But King copyrighted them, and since his death, his estate has fought to ensure that use of his words generates revenue. Now, in order to squeeze a few extra quid out the man, they've signed up EMI to manage the rights.

Yes. EMI. The company are ecstatic:

Roger Faxon, the chief executive of EMI's music publishing division, said the move was not much of a departure for the music company because “extracts of many of his speeches are already used in musical compositions - and because we have expertise in ensuring that there is a proper licensing regime for intellectual property”.

Extracts of his speeches have turned up in songs, so it's not that different really. Likewise, EMI has released songs in which people play pianos, which means they'd be the perfect people to move a baby grand from one country to another.

And let's just take a second to review Faxon's assertion that EMI are some sorts of experts in ensuring licensing regimes. EMI. It's not like their business has spent the last decade flapping round like a plastic bag in a hurricane as their stuff vanishes off into darknets and peer-to-peer networks while their 'experts' suggest that suing single parents and postmen for tens of thousands of pounds is the answer, is it? Good lord, if EMI are experts in ensuring maximised revenue in an online marketplace, you'd hate to meet someone who only had half a clue, wouldn't you?

To be fair to the estate of Martin Luther King, the idea of appointing licensing 'experts' isn't totally motivated by greed, as revenue from the use of his speeches does help fund the Atlanta King Center:
Dexter S. King, chairman and chief executive of the King Estate, said that it wanted EMI “to monitor and bring under compliance the unauthorised usages of Dr King's words and intellectual property on the internet and digital media”, which would “increase the King Estate's ability to preserve, perpetuate, and protect the great legacy of Martin Luther King”.

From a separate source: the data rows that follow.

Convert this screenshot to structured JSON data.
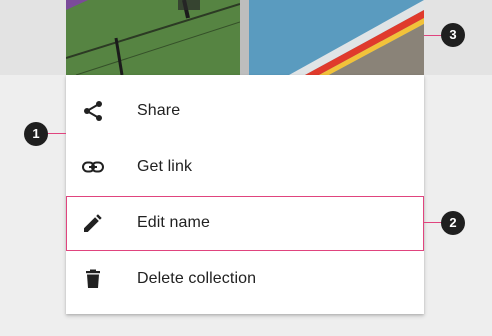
{
  "menu": {
    "items": [
      {
        "label": "Share",
        "icon": "share-icon"
      },
      {
        "label": "Get link",
        "icon": "link-icon"
      },
      {
        "label": "Edit name",
        "icon": "pencil-icon"
      },
      {
        "label": "Delete collection",
        "icon": "trash-icon"
      }
    ]
  },
  "callouts": [
    {
      "number": "1"
    },
    {
      "number": "2"
    },
    {
      "number": "3"
    }
  ],
  "colors": {
    "accent": "#e0447e",
    "badge": "#1f1f1f",
    "text": "#212121"
  }
}
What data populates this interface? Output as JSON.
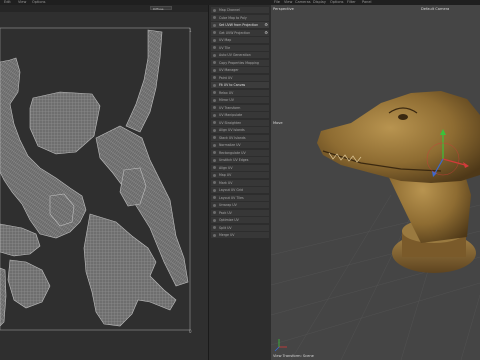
{
  "menubar": {
    "left_items": [
      "Edit",
      "View",
      "Options"
    ],
    "right_items": [
      "File",
      "View",
      "Cameras",
      "Display",
      "Options",
      "Filter",
      "Panel"
    ]
  },
  "uv_editor": {
    "channel_dropdown": "Diffuse"
  },
  "command_panel": {
    "items": [
      {
        "label": "Map Channel",
        "highlight": false
      },
      {
        "label": "Cube Map to Poly",
        "highlight": false
      },
      {
        "label": "Set UVW from Projection",
        "highlight": true,
        "gear": true
      },
      {
        "label": "Get UVW Projection",
        "highlight": false,
        "gear": true
      },
      {
        "label": "UV Map",
        "highlight": false
      },
      {
        "label": "UV Tile",
        "highlight": false
      },
      {
        "label": "Auto UV Generation",
        "highlight": false
      },
      {
        "label": "Copy Properties Mapping",
        "highlight": false
      },
      {
        "label": "UV Manager",
        "highlight": false
      },
      {
        "label": "Paint UV",
        "highlight": false
      },
      {
        "label": "Fit UV to Canvas",
        "highlight": true
      },
      {
        "label": "Relax UV",
        "highlight": false
      },
      {
        "label": "Mirror UV",
        "highlight": false
      },
      {
        "label": "UV Transform",
        "highlight": false
      },
      {
        "label": "UV Manipulate",
        "highlight": false
      },
      {
        "label": "UV Straighten",
        "highlight": false
      },
      {
        "label": "Align UV Islands",
        "highlight": false
      },
      {
        "label": "Stack UV Islands",
        "highlight": false
      },
      {
        "label": "Normalize UV",
        "highlight": false
      },
      {
        "label": "Rectangulate UV",
        "highlight": false
      },
      {
        "label": "Unstitch UV Edges",
        "highlight": false
      },
      {
        "label": "Align UV",
        "highlight": false
      },
      {
        "label": "Map UV",
        "highlight": false
      },
      {
        "label": "Mark UV",
        "highlight": false
      },
      {
        "label": "Layout UV Grid",
        "highlight": false
      },
      {
        "label": "Layout UV Tiles",
        "highlight": false
      },
      {
        "label": "Unwrap UV",
        "highlight": false
      },
      {
        "label": "Pack UV",
        "highlight": false
      },
      {
        "label": "Optimize UV",
        "highlight": false
      },
      {
        "label": "Split UV",
        "highlight": false
      },
      {
        "label": "Merge UV",
        "highlight": false
      }
    ]
  },
  "viewport": {
    "view_name": "Perspective",
    "camera_name": "Default Camera",
    "tool_label": "Move",
    "status_text": "View Transform: Scene"
  },
  "colors": {
    "uv_mesh": "#7a7a7a",
    "uv_mesh_line": "#b8b8b8",
    "model_body": "#9a7a40",
    "model_dark": "#5a4020",
    "axis_x": "#d23a3a",
    "axis_y": "#3ac23a",
    "axis_z": "#3a6ad2"
  },
  "icons": [
    "gear-icon",
    "move-gizmo-icon",
    "axis-icon"
  ]
}
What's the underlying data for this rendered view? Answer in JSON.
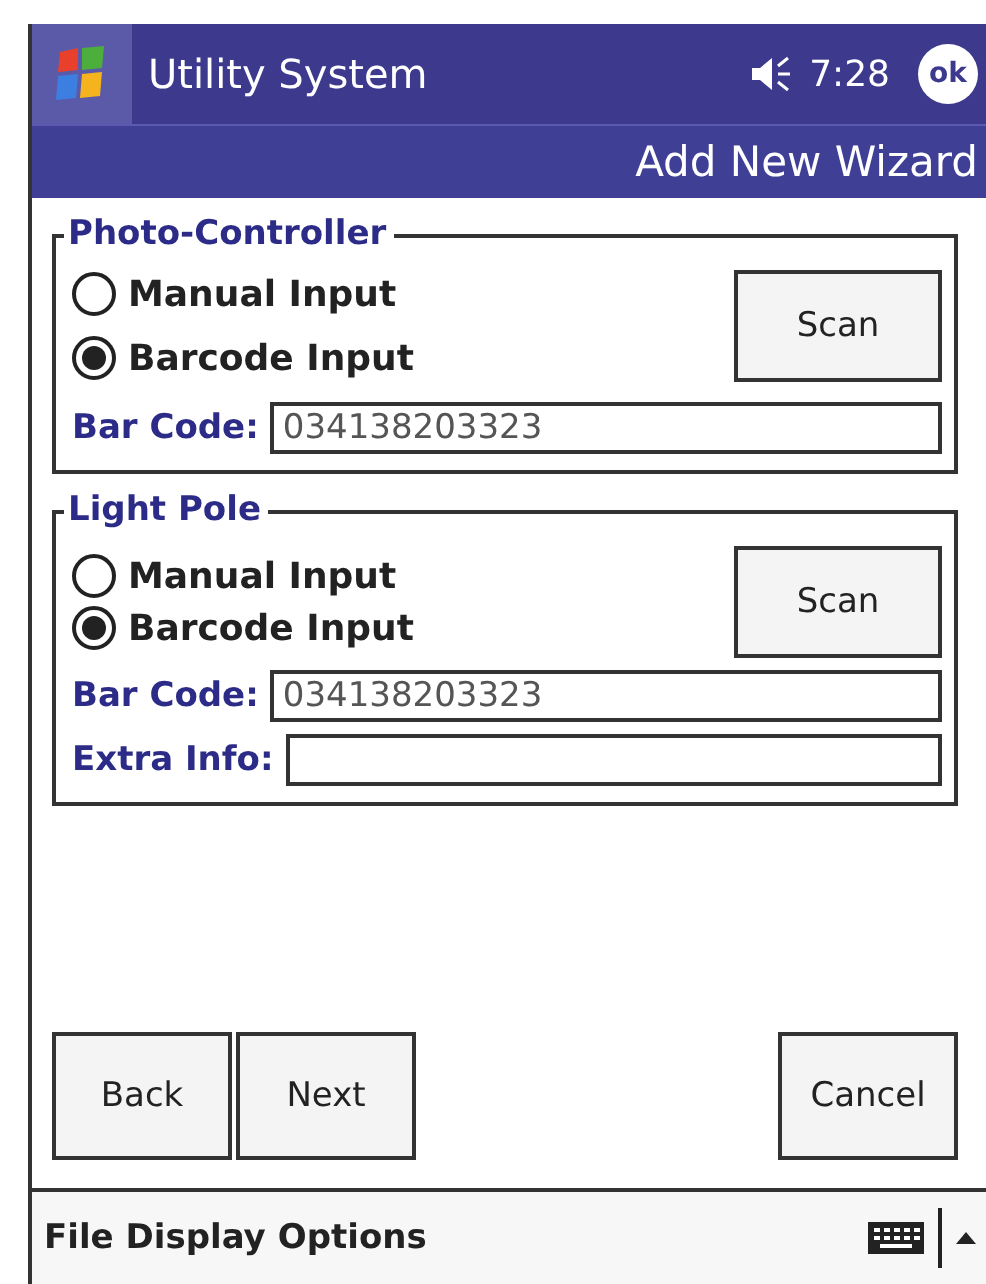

Is strangling the rights to use his words really the best way to do that, though? If you really want to ensure King's legacy, does forcing people to pay to quote his most inspirational words really help with that in the long term?